Kyrgyzstan, Mark II
As I was clearing out my queue in Read It Later (also known as the single most useful application for a 200-feed-strong RSS reader) I found a couple other Kyrgyzstan-related things to pass on. First, Human Rights Now has satellite images from Osh that show the extent of the damage and destruction done.
USIP had an event on Monday, Preventing Ethnic Violence in Kyrgyzstan: Too Little, Too Late?; I can’t find a podcast or video from it yet, but I’ll link to it should it appear.
The BBC news service reported Friday that externally displaced Kyrgyz citizens in Uzbekistan have been sent or encouraged home, the implication being that Kyrgyzstan wanted them back in the country for the constitutional referendum and Uzbekistan wasn’t real keen on massive refugee camps just inside its borders.
The UN Refugee Agency says that of the estimated 100,000 Uzbeks who crossed the border after ethnic violence in Kyrgyzstan, nearly all have returned.
It is unclear how many may have felt pressured to do so. Amnesty International says it has anecdotal evidence that some refugees were forced onto buses to Kyrgyzstan. This was done, the group said, by refugee camp guards and Uzbek security forces.
And The Monkey Cage had a post last week on Stopping Ethnic Pogroms in Kyrgyzstan; it talks about the ramifications of carrying minimal geopolitical weight and the political bind at home and abroad the Kyrgyzstan finds itself in. [As an aside, for all that TCM gets linked hither and yon, it’s one of those odd blogs that doesn’t get a lot of conversation going in the comments. Weird. ]

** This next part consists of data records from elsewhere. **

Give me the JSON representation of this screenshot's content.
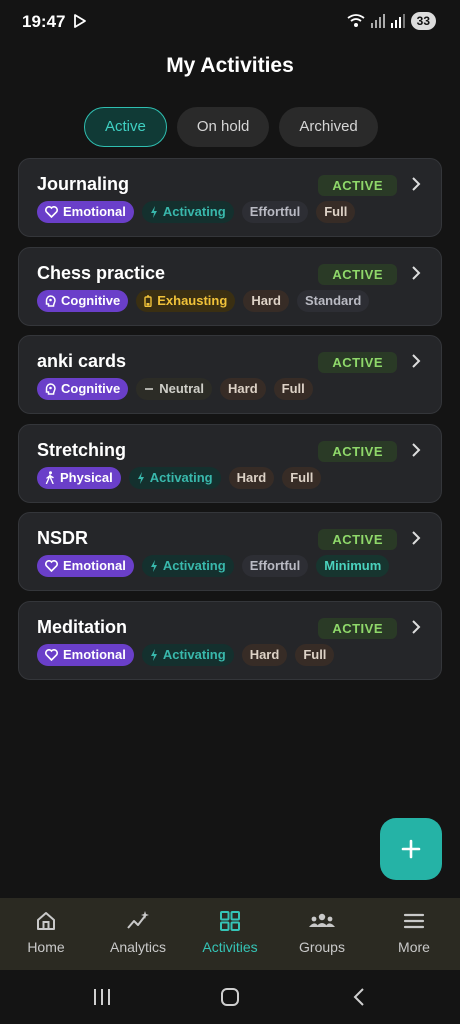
{
  "status_bar": {
    "time": "19:47",
    "battery": "33"
  },
  "page": {
    "title": "My Activities"
  },
  "tabs": [
    {
      "label": "Active",
      "active": true
    },
    {
      "label": "On hold",
      "active": false
    },
    {
      "label": "Archived",
      "active": false
    }
  ],
  "activities": [
    {
      "name": "Journaling",
      "status": "ACTIVE",
      "tags": [
        "Emotional",
        "Activating",
        "Effortful",
        "Full"
      ]
    },
    {
      "name": "Chess practice",
      "status": "ACTIVE",
      "tags": [
        "Cognitive",
        "Exhausting",
        "Hard",
        "Standard"
      ]
    },
    {
      "name": "anki cards",
      "status": "ACTIVE",
      "tags": [
        "Cognitive",
        "Neutral",
        "Hard",
        "Full"
      ]
    },
    {
      "name": "Stretching",
      "status": "ACTIVE",
      "tags": [
        "Physical",
        "Activating",
        "Hard",
        "Full"
      ]
    },
    {
      "name": "NSDR",
      "status": "ACTIVE",
      "tags": [
        "Emotional",
        "Activating",
        "Effortful",
        "Minimum"
      ]
    },
    {
      "name": "Meditation",
      "status": "ACTIVE",
      "tags": [
        "Emotional",
        "Activating",
        "Hard",
        "Full"
      ]
    }
  ],
  "fab": {
    "icon": "plus-icon"
  },
  "bottom_nav": [
    {
      "label": "Home",
      "icon": "home-icon",
      "active": false
    },
    {
      "label": "Analytics",
      "icon": "analytics-icon",
      "active": false
    },
    {
      "label": "Activities",
      "icon": "grid-icon",
      "active": true
    },
    {
      "label": "Groups",
      "icon": "groups-icon",
      "active": false
    },
    {
      "label": "More",
      "icon": "menu-icon",
      "active": false
    }
  ],
  "colors": {
    "accent": "#25b3a6",
    "background": "#141414",
    "card": "#252629",
    "active_badge": "#8fd86a"
  }
}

I don’t know that the referendum and the return of externally displaced refugees is really any sign of future stability; it seems like there’s a good chance rioting and violence could be incited once again by a very determined group of people. Especially when there’s 400,000 people in the city who no longer have homes to go back to. But we can hope.